“We know our system requires more for that for a state of good repair. We know that,” she told the Voice. “We need to start putting out capital programs that are accurate. The size of the capital program ends up being a political decision. It ends up being the size of a program that is politically palatable instead of a program that reflects the needs of the system. Maybe that program is $75 billion, and we can finally start to tackle these big projects on a timeline that is reasonable.”
4. Open Up New Revenue Streams That Don’t Involve Jacking Up Fares
For the capital plan to be expanded to a point where it returns the system to a state of good repair, more money would have to be allocated to the system by both the city and the state, and not off the backs of riders, who are already facing fare increases for the foreseeable future.
“There was a time when the state legislature enacted actual taxes to help fund the MTA and bring it back to a state of good repair,” said Gene Russianoff, the senior attorney of NYPIRG’s Straphangers Campaign.

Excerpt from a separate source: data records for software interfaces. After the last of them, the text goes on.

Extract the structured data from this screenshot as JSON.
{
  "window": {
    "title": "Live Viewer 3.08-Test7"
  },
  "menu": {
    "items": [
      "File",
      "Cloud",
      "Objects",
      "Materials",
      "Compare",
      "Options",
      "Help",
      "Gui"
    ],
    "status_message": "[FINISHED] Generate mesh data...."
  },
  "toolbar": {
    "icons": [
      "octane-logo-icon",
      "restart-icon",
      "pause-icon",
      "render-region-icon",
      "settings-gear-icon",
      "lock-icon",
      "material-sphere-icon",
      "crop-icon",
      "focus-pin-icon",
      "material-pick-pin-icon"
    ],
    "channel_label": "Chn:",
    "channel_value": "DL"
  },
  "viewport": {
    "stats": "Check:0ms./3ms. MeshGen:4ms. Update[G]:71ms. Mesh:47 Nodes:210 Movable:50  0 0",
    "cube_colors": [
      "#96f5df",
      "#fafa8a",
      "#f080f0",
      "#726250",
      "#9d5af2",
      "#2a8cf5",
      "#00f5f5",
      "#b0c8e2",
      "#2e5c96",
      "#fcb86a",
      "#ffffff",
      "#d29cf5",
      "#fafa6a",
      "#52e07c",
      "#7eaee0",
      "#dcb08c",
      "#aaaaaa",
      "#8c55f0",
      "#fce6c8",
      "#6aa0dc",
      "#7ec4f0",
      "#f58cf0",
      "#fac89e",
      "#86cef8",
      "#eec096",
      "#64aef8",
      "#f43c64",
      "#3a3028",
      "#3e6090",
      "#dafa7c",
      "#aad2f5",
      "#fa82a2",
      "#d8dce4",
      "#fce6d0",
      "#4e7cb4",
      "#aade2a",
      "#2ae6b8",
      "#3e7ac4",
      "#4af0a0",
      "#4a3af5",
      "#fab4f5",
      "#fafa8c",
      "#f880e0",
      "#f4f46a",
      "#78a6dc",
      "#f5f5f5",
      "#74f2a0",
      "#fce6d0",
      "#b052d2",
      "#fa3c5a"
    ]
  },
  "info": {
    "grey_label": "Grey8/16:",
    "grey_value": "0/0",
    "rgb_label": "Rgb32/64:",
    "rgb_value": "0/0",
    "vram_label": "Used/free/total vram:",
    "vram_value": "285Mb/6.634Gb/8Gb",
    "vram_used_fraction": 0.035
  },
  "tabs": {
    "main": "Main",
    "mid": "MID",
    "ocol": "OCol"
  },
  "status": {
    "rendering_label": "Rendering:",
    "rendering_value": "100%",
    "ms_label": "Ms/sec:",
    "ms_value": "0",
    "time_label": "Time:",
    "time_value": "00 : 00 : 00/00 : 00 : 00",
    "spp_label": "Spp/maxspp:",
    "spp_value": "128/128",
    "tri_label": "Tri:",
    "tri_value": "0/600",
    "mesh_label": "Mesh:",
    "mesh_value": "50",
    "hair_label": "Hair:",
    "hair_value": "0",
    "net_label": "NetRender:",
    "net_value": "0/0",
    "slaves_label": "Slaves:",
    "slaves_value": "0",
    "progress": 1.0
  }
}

Russianoff was one of the main forces behind the reinvestment in the subways following the city’s turn toward austerity in the 1970s.
“You need a new revenue source if the state wants to keep the trains running as well as invest in the huge expansion projects,” said Russianoff. “It’s proven it can chew gum and walk at the same time in the past, it just needs the money to do it. But taxes are unpopular, you might have noticed.”
One plan that Russianoff and transit advocates almost universally support is the Move NY plan, which would put tolls on the East River crossings, as well as decrease the cost of tolls at less popular crossings, thus decreasing congestion and raising money needed to bring the system back to a state of good repair. Plus, with Governor Cuomo’s preference of cashless tolling plazas, there’s no need to worry about massive changes to iconic entrances at the Brooklyn and Queensboro bridges.
The state can also bring back the commuter tax, which up until its repeal in 1999 (an effort led by State Senator Dean Skelos, who is currently serving five years for corruption) brought millions of dollars into the city’s transit infrastructure from people who work in the city and use its transit services but don’t pay any taxes for their upkeep. If the state senate were to be flipped back to Democratic control come 2018 (or sooner), then it’s very possible the tax would be reinstated.
5) End The Feud
Because the MTA is so vulnerable to the political agenda of the governor, it has been sucked into the vortex that is the long-simmering feud between Cuomo and de Blasio. Cuomo chides de Blasio that the city isn’t paying its fair share toward the MTA (and, to be fair, it certainly could pay more), while de Blasio throws up his hands at the idea of paying more for a service he has no control over. This leads to empty threats from de Blasio, petty intimidation by Cuomo, and ultimately a subway system failing without a single politician standing up for its riders. Because the MTA and the city’s department of transportation must coordinate on shutdowns like the L train (and the future shutdowns recommended by transit experts), the feud has to end for the subways to finally heal up.
“Providing a reliable subway that is competitive with our peers’ is the standard function of what government does. It’s a marker of how that city competes with other cities globally,” Barone said. “They’re not just hurting each other. They’re hurting the city and they’re hurting the state. Each of them can bring something to the table, certain powers and resources, but a city without the subway hurts them both greatly. The two complement each other, and together, they could get this fixed. It would be a lot better if they worked together on this, but maybe that’s too radical an idea.”